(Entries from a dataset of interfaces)
----------
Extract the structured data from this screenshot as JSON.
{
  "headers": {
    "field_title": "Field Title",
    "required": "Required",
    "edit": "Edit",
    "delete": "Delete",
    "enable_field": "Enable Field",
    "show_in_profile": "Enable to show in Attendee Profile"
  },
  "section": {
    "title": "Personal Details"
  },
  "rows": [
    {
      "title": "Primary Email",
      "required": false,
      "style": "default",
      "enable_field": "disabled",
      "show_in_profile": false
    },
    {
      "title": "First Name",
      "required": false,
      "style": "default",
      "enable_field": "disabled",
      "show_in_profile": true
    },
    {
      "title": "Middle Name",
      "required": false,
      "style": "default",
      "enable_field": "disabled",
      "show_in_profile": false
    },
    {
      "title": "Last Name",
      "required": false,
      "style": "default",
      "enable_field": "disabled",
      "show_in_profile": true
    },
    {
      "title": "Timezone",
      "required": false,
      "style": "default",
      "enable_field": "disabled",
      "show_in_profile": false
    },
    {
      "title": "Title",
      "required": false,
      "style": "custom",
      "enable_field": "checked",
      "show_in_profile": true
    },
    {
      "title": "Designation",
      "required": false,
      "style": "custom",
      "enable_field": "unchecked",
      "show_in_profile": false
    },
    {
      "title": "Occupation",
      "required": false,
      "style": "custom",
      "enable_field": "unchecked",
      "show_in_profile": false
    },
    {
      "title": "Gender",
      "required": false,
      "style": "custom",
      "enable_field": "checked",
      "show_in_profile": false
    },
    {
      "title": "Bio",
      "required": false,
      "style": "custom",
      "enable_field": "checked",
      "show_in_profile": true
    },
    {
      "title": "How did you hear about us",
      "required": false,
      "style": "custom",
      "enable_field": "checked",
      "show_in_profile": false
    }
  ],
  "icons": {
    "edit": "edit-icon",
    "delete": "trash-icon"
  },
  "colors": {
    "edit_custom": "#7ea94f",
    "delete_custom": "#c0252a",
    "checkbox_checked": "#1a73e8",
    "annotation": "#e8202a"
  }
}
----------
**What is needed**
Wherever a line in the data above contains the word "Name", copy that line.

**Written solution**
      "title": "First Name",
      "title": "Middle Name",
      "title": "Last Name",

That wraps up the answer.